Find the string "your" in the listing below and return each line it appears in.

##### Records #####

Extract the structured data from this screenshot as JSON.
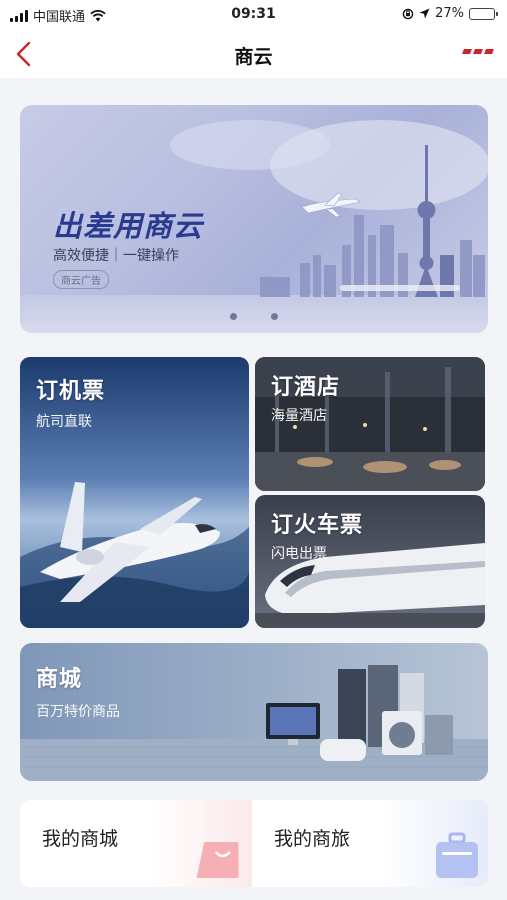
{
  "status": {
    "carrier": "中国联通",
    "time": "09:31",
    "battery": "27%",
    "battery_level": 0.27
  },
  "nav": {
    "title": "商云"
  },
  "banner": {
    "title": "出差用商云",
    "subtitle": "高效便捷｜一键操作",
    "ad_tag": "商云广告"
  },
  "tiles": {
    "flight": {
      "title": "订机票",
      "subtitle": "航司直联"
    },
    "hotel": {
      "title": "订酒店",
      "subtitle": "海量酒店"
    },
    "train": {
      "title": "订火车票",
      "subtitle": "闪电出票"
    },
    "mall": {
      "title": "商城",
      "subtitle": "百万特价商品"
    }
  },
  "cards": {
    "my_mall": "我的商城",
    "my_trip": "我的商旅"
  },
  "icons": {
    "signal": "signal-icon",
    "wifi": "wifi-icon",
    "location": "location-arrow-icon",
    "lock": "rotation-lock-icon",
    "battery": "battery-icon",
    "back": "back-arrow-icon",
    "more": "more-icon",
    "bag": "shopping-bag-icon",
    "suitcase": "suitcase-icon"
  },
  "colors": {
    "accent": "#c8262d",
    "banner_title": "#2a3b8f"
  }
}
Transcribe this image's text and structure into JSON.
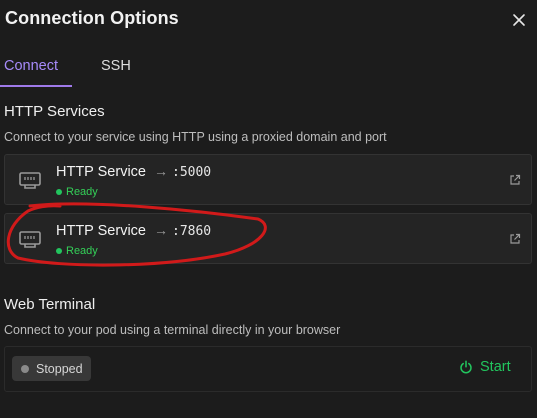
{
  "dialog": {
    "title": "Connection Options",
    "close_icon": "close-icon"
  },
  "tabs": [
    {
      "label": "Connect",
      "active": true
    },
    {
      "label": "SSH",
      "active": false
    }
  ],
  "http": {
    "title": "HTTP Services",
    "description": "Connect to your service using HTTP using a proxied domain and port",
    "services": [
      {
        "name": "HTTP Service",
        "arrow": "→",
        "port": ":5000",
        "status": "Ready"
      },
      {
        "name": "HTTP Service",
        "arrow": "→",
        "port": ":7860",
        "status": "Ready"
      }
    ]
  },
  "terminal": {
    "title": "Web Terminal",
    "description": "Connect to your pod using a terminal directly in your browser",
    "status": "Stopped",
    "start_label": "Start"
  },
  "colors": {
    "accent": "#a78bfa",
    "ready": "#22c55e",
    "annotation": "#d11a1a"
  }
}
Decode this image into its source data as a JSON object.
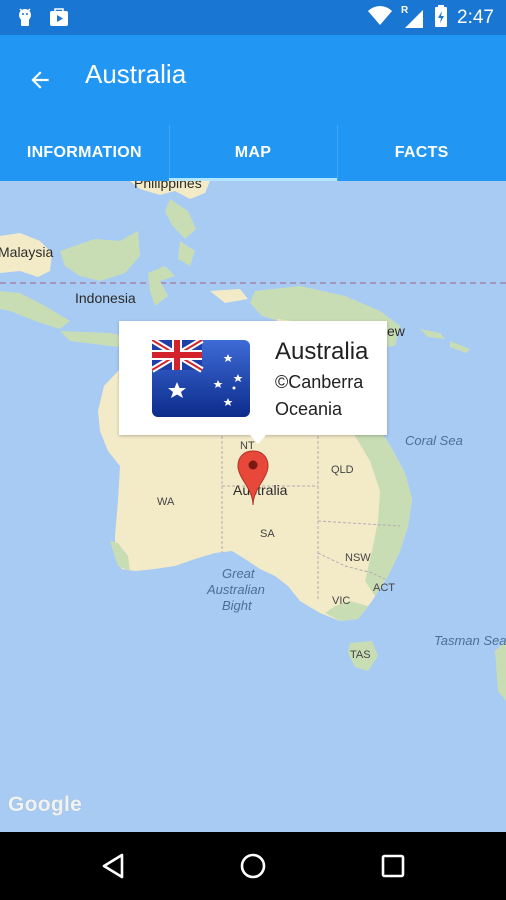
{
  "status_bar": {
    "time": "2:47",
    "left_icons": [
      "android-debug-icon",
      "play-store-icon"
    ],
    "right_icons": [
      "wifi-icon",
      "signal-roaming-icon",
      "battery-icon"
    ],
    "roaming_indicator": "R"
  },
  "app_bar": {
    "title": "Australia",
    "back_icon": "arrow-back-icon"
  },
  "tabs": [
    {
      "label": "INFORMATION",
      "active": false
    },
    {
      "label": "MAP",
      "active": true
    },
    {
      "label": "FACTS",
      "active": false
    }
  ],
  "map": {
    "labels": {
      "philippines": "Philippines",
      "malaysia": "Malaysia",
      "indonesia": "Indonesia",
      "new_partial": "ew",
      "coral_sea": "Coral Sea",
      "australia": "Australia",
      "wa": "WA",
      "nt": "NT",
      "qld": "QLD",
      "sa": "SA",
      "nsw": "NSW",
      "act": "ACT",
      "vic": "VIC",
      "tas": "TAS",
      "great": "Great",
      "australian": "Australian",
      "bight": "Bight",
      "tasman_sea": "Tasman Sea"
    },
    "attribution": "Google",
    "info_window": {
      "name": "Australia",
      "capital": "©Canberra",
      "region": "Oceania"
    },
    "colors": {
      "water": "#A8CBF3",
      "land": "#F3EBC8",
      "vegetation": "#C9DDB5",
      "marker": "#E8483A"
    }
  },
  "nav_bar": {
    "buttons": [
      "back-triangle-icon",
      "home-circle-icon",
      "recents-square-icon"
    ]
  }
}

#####

▶ **Response**
    "description": "Connect to your service using HTTP using a proxied domain and port",
    "description": "Connect to your pod using a terminal directly in your browser",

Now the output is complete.